Work instruction — Set out the records again, keeping every word as it is.
---
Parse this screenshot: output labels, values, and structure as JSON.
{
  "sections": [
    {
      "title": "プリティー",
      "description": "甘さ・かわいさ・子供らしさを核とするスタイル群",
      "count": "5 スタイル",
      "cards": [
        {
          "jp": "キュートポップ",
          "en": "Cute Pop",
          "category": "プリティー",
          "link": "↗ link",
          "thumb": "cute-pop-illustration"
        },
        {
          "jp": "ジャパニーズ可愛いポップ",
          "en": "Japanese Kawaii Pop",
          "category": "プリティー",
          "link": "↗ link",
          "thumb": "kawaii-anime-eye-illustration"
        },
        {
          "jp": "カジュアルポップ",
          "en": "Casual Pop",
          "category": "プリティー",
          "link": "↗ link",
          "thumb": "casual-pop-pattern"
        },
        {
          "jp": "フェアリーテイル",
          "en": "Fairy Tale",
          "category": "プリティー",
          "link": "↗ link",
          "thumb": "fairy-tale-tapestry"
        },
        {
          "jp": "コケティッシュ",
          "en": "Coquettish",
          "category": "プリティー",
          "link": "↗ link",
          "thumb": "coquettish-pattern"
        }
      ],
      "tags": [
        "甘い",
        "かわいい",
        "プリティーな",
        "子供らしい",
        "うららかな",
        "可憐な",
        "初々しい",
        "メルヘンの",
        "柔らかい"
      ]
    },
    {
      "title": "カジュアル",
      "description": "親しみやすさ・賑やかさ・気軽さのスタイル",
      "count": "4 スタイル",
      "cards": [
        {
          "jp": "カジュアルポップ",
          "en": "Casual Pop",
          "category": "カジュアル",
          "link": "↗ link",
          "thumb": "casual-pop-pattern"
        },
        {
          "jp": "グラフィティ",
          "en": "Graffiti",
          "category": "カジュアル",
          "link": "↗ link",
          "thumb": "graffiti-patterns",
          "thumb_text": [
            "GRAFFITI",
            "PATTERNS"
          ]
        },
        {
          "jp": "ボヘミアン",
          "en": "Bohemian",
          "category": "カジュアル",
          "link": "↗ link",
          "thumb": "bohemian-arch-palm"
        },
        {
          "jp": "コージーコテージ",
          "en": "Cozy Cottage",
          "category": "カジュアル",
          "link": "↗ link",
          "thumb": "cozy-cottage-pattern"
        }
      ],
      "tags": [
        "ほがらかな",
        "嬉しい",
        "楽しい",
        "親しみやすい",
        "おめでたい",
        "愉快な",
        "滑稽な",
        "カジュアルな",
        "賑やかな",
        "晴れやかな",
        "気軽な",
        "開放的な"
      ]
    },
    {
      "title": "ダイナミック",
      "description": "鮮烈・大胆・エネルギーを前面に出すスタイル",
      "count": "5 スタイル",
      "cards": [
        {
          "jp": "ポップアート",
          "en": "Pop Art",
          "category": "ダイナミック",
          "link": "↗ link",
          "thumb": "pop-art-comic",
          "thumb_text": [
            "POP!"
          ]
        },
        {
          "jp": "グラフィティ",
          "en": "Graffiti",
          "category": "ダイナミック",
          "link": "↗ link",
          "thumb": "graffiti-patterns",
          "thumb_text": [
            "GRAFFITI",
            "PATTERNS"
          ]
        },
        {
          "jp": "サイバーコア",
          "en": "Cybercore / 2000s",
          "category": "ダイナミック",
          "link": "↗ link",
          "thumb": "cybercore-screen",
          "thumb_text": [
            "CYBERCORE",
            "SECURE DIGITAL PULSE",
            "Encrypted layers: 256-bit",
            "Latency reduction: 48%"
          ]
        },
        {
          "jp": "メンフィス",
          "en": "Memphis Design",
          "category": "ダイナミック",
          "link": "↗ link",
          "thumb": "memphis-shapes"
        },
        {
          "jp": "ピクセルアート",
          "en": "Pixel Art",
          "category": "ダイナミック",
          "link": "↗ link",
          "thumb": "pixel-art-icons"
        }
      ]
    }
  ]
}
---
Solution to this task —
Parse this screenshot: output labels, values, and structure as JSON.
{
  "sections": [
    {
      "title": "プリティー",
      "description": "甘さ・かわいさ・子供らしさを核とするスタイル群",
      "count": "5 スタイル",
      "cards": [
        {
          "jp": "キュートポップ",
          "en": "Cute Pop",
          "category": "プリティー",
          "link": "↗ link",
          "thumb": "cute-pop-illustration"
        },
        {
          "jp": "ジャパニーズ可愛いポップ",
          "en": "Japanese Kawaii Pop",
          "category": "プリティー",
          "link": "↗ link",
          "thumb": "kawaii-anime-eye-illustration"
        },
        {
          "jp": "カジュアルポップ",
          "en": "Casual Pop",
          "category": "プリティー",
          "link": "↗ link",
          "thumb": "casual-pop-pattern"
        },
        {
          "jp": "フェアリーテイル",
          "en": "Fairy Tale",
          "category": "プリティー",
          "link": "↗ link",
          "thumb": "fairy-tale-tapestry"
        },
        {
          "jp": "コケティッシュ",
          "en": "Coquettish",
          "category": "プリティー",
          "link": "↗ link",
          "thumb": "coquettish-pattern"
        }
      ],
      "tags": [
        "甘い",
        "かわいい",
        "プリティーな",
        "子供らしい",
        "うららかな",
        "可憐な",
        "初々しい",
        "メルヘンの",
        "柔らかい"
      ]
    },
    {
      "title": "カジュアル",
      "description": "親しみやすさ・賑やかさ・気軽さのスタイル",
      "count": "4 スタイル",
      "cards": [
        {
          "jp": "カジュアルポップ",
          "en": "Casual Pop",
          "category": "カジュアル",
          "link": "↗ link",
          "thumb": "casual-pop-pattern"
        },
        {
          "jp": "グラフィティ",
          "en": "Graffiti",
          "category": "カジュアル",
          "link": "↗ link",
          "thumb": "graffiti-patterns",
          "thumb_text": [
            "GRAFFITI",
            "PATTERNS"
          ]
        },
        {
          "jp": "ボヘミアン",
          "en": "Bohemian",
          "category": "カジュアル",
          "link": "↗ link",
          "thumb": "bohemian-arch-palm"
        },
        {
          "jp": "コージーコテージ",
          "en": "Cozy Cottage",
          "category": "カジュアル",
          "link": "↗ link",
          "thumb": "cozy-cottage-pattern"
        }
      ],
      "tags": [
        "ほがらかな",
        "嬉しい",
        "楽しい",
        "親しみやすい",
        "おめでたい",
        "愉快な",
        "滑稽な",
        "カジュアルな",
        "賑やかな",
        "晴れやかな",
        "気軽な",
        "開放的な"
      ]
    },
    {
      "title": "ダイナミック",
      "description": "鮮烈・大胆・エネルギーを前面に出すスタイル",
      "count": "5 スタイル",
      "cards": [
        {
          "jp": "ポップアート",
          "en": "Pop Art",
          "category": "ダイナミック",
          "link": "↗ link",
          "thumb": "pop-art-comic",
          "thumb_text": [
            "POP!"
          ]
        },
        {
          "jp": "グラフィティ",
          "en": "Graffiti",
          "category": "ダイナミック",
          "link": "↗ link",
          "thumb": "graffiti-patterns",
          "thumb_text": [
            "GRAFFITI",
            "PATTERNS"
          ]
        },
        {
          "jp": "サイバーコア",
          "en": "Cybercore / 2000s",
          "category": "ダイナミック",
          "link": "↗ link",
          "thumb": "cybercore-screen",
          "thumb_text": [
            "CYBERCORE",
            "SECURE DIGITAL PULSE",
            "Encrypted layers: 256-bit",
            "Latency reduction: 48%"
          ]
        },
        {
          "jp": "メンフィス",
          "en": "Memphis Design",
          "category": "ダイナミック",
          "link": "↗ link",
          "thumb": "memphis-shapes"
        },
        {
          "jp": "ピクセルアート",
          "en": "Pixel Art",
          "category": "ダイナミック",
          "link": "↗ link",
          "thumb": "pixel-art-icons"
        }
      ]
    }
  ]
}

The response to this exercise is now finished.